> LISTED RECORDS
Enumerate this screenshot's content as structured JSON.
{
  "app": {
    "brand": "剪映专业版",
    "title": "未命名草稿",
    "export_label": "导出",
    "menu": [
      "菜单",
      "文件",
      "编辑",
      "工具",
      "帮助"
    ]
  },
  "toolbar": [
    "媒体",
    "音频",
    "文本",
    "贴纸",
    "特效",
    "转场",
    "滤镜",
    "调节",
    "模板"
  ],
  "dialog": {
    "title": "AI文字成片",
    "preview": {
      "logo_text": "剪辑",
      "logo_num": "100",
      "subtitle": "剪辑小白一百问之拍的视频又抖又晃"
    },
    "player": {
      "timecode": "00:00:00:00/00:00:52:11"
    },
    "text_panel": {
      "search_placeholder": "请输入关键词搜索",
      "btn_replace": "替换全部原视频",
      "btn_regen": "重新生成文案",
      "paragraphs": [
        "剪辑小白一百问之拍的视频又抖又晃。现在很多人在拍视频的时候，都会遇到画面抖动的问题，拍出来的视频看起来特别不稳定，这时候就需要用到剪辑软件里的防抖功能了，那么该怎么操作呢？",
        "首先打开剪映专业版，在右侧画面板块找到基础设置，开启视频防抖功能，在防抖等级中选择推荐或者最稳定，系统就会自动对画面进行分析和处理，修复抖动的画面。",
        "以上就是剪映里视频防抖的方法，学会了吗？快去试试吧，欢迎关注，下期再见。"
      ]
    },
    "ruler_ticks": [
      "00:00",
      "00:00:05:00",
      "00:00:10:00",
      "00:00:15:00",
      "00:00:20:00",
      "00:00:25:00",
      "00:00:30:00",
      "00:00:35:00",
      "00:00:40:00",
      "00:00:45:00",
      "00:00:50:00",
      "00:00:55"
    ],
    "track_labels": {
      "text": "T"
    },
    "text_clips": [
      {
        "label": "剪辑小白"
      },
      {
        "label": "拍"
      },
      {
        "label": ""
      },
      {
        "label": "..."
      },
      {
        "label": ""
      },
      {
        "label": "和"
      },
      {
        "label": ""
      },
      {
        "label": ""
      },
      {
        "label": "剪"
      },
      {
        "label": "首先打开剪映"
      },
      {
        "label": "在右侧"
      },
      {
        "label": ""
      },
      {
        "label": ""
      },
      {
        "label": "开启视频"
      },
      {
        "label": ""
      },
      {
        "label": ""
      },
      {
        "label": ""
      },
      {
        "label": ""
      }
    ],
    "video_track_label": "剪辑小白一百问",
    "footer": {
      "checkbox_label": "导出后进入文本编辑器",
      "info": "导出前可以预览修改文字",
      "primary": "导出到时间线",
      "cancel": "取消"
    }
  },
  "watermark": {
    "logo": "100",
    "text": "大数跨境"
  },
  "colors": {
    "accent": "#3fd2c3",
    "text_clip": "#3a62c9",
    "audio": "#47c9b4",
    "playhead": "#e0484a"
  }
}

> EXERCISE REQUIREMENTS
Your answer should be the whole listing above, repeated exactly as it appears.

> TASK OUTPUT
Enumerate this screenshot's content as structured JSON.
{
  "app": {
    "brand": "剪映专业版",
    "title": "未命名草稿",
    "export_label": "导出",
    "menu": [
      "菜单",
      "文件",
      "编辑",
      "工具",
      "帮助"
    ]
  },
  "toolbar": [
    "媒体",
    "音频",
    "文本",
    "贴纸",
    "特效",
    "转场",
    "滤镜",
    "调节",
    "模板"
  ],
  "dialog": {
    "title": "AI文字成片",
    "preview": {
      "logo_text": "剪辑",
      "logo_num": "100",
      "subtitle": "剪辑小白一百问之拍的视频又抖又晃"
    },
    "player": {
      "timecode": "00:00:00:00/00:00:52:11"
    },
    "text_panel": {
      "search_placeholder": "请输入关键词搜索",
      "btn_replace": "替换全部原视频",
      "btn_regen": "重新生成文案",
      "paragraphs": [
        "剪辑小白一百问之拍的视频又抖又晃。现在很多人在拍视频的时候，都会遇到画面抖动的问题，拍出来的视频看起来特别不稳定，这时候就需要用到剪辑软件里的防抖功能了，那么该怎么操作呢？",
        "首先打开剪映专业版，在右侧画面板块找到基础设置，开启视频防抖功能，在防抖等级中选择推荐或者最稳定，系统就会自动对画面进行分析和处理，修复抖动的画面。",
        "以上就是剪映里视频防抖的方法，学会了吗？快去试试吧，欢迎关注，下期再见。"
      ]
    },
    "ruler_ticks": [
      "00:00",
      "00:00:05:00",
      "00:00:10:00",
      "00:00:15:00",
      "00:00:20:00",
      "00:00:25:00",
      "00:00:30:00",
      "00:00:35:00",
      "00:00:40:00",
      "00:00:45:00",
      "00:00:50:00",
      "00:00:55"
    ],
    "track_labels": {
      "text": "T"
    },
    "text_clips": [
      {
        "label": "剪辑小白"
      },
      {
        "label": "拍"
      },
      {
        "label": ""
      },
      {
        "label": "..."
      },
      {
        "label": ""
      },
      {
        "label": "和"
      },
      {
        "label": ""
      },
      {
        "label": ""
      },
      {
        "label": "剪"
      },
      {
        "label": "首先打开剪映"
      },
      {
        "label": "在右侧"
      },
      {
        "label": ""
      },
      {
        "label": ""
      },
      {
        "label": "开启视频"
      },
      {
        "label": ""
      },
      {
        "label": ""
      },
      {
        "label": ""
      },
      {
        "label": ""
      }
    ],
    "video_track_label": "剪辑小白一百问",
    "footer": {
      "checkbox_label": "导出后进入文本编辑器",
      "info": "导出前可以预览修改文字",
      "primary": "导出到时间线",
      "cancel": "取消"
    }
  },
  "watermark": {
    "logo": "100",
    "text": "大数跨境"
  },
  "colors": {
    "accent": "#3fd2c3",
    "text_clip": "#3a62c9",
    "audio": "#47c9b4",
    "playhead": "#e0484a"
  }
}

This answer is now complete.